Sounds great, but you and I both know that it seldom works out that way on a day by day basis. Things interfere with our happiness, many of them beyond our powers to control, beginning with the imperative to grow up. The seriousness of life is thrust on us when we enter school, go to church and generally learn all about the expectations of sitting quietly and behaving ourselves. This draining of joy from us continues right into early adulthood when we enter into more of life’s demanding events such as entering the work force or the military, getting married, raising children and losing more of our personal independence every day, not to mention our spontaneous joy in living.
We necessarily become more self-conscious as we grow up and that usually includes internalizing the voices of others who urge us to be more mature, more self-sacrificing and less selfish day by day. O.K., O.K, but if we aren’t careful we can gradually lose sight of our own freshness, our own spontaneity and the things that basically make us happy.

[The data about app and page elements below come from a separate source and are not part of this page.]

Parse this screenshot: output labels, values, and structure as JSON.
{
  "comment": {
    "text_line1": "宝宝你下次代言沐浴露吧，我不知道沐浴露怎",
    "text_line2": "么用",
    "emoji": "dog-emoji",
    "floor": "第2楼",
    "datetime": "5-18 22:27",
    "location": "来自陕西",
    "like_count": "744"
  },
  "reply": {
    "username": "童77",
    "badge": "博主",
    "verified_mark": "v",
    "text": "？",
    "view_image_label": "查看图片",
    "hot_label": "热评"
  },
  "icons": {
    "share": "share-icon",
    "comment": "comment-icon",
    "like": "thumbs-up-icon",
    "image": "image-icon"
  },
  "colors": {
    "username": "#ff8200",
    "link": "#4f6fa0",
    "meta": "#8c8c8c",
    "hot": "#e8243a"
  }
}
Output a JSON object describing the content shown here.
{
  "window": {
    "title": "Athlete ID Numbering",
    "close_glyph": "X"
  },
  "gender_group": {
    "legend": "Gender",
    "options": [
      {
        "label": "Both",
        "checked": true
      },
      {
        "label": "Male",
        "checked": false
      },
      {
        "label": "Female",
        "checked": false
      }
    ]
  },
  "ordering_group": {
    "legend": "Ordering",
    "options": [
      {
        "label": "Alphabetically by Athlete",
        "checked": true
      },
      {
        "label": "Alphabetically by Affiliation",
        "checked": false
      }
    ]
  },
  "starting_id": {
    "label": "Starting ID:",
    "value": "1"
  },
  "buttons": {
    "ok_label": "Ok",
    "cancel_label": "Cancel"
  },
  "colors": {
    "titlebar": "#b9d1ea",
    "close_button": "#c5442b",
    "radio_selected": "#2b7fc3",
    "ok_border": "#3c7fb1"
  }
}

We learn that being adult means worrying, conducting huge internal debates over every possible subject, and setting aside any natural joy for accomplishing our duty. How can our soul become light as a feather in the midst of all that seriousness?
Well, I am going to guess that in the first place we have to become more deliberate in our seeking of personal joy as we grow older than we once did. This means we have to remember to get outside every day and be available to nature so that creation can have a chance to work on us. We also have to learn to turn off the inner critic that we have downloaded into our being and which goads us into responsibility so that we can find times to be free and even carefree.
In particular we have to root out the false pride that keeps us from taking joy in smaller things, in the smiles of children in the touches of our beloved ones, in the flashes of real understanding we receive from our friends. We need to actively encourage these little moments of rest to take up residence inside us, alongside the larger moments of stress-creating difficulties and problems that so often bully their own way into our psychic lives.
There is another reminder from Egypt that can help us with all this. It is the two part question that Maat asks each soul as she weighs them in her infinite scale. “To whom did your bring happiness in your life; and who did you allow to bring happiness into your life?” Doesn’t that just about wrap it up in the area of lightness of being? To whom did we bring happiness to and who did we allow to bring us happiness? Talk about a bottom line.